◆ Assigned task:
Report how many lines in the records below contain the word "Layout". Give only the number.

◆ Study material:
--- START ---

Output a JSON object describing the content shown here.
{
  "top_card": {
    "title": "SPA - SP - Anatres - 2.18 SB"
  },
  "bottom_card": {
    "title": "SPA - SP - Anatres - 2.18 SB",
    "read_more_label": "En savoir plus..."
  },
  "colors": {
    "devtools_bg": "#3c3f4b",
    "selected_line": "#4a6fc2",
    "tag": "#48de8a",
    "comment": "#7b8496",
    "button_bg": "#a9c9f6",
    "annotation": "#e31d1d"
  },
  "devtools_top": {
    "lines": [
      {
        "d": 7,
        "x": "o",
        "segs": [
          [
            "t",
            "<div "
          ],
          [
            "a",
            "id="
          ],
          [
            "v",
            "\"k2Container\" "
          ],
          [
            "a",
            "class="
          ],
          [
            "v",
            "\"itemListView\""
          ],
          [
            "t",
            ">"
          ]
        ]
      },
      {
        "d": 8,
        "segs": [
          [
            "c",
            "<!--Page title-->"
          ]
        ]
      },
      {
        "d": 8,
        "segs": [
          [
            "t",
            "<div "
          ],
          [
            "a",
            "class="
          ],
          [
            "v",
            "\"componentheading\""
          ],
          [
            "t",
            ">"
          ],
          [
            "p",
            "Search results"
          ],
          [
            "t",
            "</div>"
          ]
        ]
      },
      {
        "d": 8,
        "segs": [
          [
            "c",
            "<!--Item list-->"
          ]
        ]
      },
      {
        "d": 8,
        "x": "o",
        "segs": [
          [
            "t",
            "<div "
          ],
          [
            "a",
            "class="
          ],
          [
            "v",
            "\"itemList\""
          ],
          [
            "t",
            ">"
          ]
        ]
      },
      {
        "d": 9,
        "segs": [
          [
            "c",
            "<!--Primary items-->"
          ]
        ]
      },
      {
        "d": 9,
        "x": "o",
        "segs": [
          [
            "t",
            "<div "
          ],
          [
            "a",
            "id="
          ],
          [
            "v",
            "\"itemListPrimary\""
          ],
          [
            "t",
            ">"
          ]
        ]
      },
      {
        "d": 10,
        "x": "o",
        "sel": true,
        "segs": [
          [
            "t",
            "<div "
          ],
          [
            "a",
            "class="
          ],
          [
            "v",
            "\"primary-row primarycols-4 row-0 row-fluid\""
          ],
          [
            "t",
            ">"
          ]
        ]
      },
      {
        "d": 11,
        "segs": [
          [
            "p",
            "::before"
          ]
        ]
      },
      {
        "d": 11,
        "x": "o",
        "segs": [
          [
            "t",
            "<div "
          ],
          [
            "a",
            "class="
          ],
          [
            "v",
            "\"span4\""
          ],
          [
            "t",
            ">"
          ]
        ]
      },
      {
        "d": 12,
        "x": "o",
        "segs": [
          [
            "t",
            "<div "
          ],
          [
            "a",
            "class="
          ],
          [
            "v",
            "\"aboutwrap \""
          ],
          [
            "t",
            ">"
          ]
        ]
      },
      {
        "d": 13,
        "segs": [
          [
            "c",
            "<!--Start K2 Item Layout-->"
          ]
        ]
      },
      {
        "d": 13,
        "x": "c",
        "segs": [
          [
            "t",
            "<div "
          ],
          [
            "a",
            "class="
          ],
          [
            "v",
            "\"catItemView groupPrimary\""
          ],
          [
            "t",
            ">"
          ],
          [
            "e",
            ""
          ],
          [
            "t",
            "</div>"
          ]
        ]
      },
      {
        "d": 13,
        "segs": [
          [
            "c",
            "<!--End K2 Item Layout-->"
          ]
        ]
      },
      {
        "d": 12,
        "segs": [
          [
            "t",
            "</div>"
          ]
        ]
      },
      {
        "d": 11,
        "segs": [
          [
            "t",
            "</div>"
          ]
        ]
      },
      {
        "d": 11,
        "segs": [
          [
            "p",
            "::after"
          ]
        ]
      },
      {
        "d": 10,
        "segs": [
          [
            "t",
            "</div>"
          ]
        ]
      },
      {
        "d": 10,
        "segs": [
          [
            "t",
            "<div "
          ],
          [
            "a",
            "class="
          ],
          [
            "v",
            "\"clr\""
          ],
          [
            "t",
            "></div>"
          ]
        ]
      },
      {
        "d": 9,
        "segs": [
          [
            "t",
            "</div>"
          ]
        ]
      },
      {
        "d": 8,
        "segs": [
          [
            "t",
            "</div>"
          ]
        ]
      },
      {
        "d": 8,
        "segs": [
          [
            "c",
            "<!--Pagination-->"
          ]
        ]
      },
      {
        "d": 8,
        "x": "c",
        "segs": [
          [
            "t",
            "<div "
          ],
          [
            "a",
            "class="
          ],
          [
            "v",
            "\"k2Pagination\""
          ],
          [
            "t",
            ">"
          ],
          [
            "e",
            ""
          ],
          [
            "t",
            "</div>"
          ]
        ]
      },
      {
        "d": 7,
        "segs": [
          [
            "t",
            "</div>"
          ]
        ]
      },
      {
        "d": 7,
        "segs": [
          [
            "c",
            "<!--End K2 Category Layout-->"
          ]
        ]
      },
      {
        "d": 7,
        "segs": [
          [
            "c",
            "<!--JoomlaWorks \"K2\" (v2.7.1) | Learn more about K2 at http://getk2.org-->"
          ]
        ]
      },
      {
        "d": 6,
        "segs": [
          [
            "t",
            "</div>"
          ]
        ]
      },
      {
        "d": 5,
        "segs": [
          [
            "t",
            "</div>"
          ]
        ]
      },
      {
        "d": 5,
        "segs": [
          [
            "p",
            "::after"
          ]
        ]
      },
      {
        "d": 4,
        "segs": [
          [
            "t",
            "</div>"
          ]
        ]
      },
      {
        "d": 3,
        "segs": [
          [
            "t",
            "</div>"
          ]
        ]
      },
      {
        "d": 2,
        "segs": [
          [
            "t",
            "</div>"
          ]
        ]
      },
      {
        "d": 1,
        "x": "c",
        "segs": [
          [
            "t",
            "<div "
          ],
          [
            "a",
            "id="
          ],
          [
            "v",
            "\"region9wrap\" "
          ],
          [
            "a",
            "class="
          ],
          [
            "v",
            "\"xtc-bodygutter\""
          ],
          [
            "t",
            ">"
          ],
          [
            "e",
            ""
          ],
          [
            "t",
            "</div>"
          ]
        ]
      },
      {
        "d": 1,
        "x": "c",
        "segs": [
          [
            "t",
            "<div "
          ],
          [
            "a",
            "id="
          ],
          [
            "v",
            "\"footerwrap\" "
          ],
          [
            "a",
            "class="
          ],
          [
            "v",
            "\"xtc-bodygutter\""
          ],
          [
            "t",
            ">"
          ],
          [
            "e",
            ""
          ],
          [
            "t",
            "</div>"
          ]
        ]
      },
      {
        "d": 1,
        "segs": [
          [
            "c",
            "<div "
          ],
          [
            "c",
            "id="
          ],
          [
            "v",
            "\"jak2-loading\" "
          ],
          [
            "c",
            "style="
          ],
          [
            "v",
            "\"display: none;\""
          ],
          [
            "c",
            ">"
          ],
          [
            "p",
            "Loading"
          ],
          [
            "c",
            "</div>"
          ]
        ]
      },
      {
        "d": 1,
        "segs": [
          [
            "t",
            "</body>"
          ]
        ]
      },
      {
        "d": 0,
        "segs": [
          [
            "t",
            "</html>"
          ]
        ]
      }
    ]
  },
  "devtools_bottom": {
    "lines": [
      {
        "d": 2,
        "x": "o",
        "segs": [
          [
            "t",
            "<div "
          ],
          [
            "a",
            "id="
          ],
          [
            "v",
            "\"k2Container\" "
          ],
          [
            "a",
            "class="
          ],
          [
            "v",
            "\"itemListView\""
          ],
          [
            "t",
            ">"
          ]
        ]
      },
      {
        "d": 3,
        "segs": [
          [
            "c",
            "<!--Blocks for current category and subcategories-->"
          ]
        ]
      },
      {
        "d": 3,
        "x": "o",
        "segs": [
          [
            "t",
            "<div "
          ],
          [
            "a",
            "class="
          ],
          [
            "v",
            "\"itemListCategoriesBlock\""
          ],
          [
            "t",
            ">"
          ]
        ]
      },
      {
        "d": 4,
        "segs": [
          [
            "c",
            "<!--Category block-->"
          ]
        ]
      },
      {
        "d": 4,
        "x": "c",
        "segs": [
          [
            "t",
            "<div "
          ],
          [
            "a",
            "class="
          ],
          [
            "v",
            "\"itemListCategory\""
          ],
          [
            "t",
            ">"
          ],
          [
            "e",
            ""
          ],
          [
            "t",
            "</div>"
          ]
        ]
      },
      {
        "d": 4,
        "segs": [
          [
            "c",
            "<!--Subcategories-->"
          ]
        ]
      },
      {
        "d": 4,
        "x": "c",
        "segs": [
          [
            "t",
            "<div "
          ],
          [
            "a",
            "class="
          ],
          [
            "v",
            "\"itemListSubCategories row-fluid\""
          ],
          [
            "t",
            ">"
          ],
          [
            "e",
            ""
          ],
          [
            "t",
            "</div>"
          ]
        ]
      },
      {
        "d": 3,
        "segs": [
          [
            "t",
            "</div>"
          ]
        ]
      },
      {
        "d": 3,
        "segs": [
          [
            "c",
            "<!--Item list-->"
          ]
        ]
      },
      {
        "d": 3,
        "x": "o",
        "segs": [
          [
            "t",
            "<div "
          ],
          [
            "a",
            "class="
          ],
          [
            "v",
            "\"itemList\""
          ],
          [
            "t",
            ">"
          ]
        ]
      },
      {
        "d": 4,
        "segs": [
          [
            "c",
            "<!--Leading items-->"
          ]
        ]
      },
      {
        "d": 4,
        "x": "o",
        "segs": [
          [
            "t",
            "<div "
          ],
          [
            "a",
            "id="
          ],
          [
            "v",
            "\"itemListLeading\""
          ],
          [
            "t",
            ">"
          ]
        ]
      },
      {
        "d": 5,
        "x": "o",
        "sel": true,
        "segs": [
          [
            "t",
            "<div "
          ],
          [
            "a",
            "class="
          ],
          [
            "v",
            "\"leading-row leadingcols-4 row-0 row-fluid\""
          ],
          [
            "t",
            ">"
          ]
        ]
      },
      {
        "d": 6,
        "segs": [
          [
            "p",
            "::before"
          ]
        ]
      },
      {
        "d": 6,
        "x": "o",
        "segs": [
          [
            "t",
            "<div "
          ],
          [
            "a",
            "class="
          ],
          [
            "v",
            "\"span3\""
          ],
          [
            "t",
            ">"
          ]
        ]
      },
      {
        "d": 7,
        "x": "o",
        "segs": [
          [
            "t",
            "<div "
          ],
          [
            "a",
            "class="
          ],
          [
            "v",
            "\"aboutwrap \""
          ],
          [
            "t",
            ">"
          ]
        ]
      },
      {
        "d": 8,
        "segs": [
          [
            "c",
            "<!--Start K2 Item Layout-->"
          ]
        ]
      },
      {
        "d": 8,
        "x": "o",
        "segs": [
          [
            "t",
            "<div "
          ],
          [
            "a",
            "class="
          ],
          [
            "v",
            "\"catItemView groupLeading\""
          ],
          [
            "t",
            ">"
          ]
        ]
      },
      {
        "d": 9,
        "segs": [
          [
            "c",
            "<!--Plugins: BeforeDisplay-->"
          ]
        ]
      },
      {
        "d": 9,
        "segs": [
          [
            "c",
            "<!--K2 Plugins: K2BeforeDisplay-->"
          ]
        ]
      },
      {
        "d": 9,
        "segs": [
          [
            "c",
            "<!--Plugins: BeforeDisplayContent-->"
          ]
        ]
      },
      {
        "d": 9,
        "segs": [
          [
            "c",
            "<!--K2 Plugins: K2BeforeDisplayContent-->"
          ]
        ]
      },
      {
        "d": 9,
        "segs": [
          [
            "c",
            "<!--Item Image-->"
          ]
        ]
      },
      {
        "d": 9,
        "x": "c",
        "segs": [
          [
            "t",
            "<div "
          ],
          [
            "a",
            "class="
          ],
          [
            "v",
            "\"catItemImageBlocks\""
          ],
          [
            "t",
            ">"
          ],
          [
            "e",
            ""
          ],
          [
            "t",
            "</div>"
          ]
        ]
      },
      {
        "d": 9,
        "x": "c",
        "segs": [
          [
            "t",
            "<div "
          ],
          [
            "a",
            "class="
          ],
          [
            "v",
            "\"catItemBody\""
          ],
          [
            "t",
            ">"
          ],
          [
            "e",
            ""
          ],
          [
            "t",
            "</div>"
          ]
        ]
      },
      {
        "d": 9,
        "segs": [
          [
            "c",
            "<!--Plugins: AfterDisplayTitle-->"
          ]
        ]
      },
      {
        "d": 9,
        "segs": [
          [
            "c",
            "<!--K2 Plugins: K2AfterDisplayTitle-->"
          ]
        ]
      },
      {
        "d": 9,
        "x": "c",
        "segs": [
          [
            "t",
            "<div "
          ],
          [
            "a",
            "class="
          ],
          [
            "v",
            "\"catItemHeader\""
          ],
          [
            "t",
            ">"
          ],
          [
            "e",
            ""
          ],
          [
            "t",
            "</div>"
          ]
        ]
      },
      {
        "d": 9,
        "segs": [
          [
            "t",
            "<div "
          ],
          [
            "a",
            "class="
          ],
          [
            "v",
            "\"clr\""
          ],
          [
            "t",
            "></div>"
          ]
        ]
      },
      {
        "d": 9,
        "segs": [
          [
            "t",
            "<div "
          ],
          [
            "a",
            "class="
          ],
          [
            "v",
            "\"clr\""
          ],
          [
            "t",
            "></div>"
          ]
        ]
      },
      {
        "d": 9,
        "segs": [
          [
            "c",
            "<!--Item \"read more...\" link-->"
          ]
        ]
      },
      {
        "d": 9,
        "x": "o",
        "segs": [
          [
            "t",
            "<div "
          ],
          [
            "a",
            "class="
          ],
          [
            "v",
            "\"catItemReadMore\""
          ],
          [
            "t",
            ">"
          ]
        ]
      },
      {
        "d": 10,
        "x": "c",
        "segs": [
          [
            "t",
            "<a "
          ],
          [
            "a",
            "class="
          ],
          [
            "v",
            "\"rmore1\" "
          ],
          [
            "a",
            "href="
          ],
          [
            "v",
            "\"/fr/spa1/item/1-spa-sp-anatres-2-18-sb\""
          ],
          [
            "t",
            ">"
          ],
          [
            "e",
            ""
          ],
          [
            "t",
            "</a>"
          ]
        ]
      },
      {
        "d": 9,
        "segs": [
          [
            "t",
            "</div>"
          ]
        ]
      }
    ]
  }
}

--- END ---

◆ Reply to the exercise:
4